BURLINGTON, N.C. -- Lee Cassidy remembers when walking wasn’t an option, it was his primary way of getting around Burlington.

“If you didn't have a car, you were in trouble, you really weren't going to be able to get around nowhere,” he said.

He is one of the thousands of people who started using Burlington’s first city-operated public transportation system – Link Transit.

“The bus link is really nice to have, it helps a lot of people that aren’t able to afford cars. It’s really great,” Cassidy said.

Rider Jennifer Schnegg doesn’t have a car, and says the bus system has given her a sense of independence now that she doesn’t have to ask people for rides.

“I can get out -- a sense of freedom, so I take it out a lot,” she said.

On Tuesday, Link Transit celebrated its one-year anniversary with approximately 81,000 riders in the first year.

For city leaders, the focus now is finding ways to improve the service.

“The highest request that we’ve gotten from folks are simply to add additional hours in the evening.

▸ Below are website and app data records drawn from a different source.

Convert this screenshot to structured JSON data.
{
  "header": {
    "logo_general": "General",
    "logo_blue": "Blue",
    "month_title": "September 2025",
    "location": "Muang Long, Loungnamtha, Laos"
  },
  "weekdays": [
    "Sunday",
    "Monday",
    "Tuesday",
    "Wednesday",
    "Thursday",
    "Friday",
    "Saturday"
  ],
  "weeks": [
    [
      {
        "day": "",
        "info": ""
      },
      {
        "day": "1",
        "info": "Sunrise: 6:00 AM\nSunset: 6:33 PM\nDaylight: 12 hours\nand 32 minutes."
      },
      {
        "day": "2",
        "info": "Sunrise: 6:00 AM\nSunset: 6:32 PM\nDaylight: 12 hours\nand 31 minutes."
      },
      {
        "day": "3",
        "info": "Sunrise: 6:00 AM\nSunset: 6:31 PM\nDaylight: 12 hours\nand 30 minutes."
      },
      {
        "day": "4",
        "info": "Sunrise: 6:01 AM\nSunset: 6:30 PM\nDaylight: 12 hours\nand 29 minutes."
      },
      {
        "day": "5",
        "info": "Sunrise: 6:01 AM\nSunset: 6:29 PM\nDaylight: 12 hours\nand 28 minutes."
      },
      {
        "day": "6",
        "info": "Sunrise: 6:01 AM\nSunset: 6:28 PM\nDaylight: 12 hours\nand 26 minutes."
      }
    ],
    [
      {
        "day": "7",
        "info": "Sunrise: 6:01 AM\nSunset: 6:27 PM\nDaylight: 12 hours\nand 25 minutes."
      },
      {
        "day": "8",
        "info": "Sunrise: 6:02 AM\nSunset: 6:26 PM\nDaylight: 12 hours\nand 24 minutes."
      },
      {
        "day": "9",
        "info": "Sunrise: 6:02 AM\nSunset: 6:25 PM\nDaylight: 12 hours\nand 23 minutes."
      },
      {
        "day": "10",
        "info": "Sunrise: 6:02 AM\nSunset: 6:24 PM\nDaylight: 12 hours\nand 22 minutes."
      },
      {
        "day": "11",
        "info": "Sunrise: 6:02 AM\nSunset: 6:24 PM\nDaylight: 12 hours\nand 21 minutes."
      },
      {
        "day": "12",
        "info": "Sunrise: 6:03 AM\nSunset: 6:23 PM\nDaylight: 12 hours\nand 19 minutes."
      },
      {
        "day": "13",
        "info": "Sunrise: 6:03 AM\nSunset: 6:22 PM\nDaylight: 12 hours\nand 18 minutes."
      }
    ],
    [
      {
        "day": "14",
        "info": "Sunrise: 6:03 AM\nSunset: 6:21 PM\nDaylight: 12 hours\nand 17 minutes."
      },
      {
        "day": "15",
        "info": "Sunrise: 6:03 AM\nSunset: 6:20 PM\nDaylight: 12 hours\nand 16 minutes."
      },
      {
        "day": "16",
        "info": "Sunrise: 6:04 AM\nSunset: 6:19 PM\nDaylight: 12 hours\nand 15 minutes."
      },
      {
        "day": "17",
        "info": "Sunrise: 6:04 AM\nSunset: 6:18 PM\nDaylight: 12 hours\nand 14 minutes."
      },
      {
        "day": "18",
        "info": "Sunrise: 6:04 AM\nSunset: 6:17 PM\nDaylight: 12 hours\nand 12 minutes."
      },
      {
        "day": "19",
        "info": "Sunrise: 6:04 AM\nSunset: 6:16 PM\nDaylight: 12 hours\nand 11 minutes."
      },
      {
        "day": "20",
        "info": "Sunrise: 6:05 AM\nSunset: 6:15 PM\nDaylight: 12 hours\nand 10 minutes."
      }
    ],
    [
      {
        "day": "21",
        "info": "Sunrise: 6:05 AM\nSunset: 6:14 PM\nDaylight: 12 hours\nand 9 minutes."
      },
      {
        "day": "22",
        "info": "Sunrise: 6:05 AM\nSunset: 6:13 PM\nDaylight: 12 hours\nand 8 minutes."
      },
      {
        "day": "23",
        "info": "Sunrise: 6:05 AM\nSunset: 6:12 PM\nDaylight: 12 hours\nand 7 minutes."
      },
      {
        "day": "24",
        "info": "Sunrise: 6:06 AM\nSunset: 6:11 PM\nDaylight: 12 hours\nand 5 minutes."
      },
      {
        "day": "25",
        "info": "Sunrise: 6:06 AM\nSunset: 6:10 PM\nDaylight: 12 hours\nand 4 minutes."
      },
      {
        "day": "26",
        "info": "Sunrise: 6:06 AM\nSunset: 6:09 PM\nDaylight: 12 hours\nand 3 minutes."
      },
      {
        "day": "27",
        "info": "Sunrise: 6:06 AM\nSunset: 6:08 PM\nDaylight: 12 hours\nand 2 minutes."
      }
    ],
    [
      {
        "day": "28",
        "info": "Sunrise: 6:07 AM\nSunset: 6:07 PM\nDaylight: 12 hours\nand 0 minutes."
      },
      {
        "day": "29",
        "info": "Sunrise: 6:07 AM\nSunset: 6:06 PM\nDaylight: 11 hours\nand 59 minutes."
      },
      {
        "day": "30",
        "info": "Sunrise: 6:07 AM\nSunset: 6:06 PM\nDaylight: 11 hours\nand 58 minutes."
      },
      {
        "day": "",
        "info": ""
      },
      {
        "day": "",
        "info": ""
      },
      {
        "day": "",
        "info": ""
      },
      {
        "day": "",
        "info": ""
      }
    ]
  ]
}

Folks may be able to commute to work in the morning on the system, but it doesn’t go late enough for them to get home,” Burlington Mayor Ian Baltutis said.

Many riders have also expressed a desire for weekend service.

Right now, Link Transit only runs Monday through Friday 5:30 a.m. to 6:30 p.m.

“There is a cost to that, so it’s something we want to look at cautiously to make sure we’re making a wise investment which would give us the most ridership,” said Mike Nunn, director of transportation for the City of Burlington.

Link Transit fare is usually a dollar, but in honor of its first-year anniversary, fares are free through June 9.

Link Transit has five routes providing service to Burlington, Gibsonville and Alamance Community College.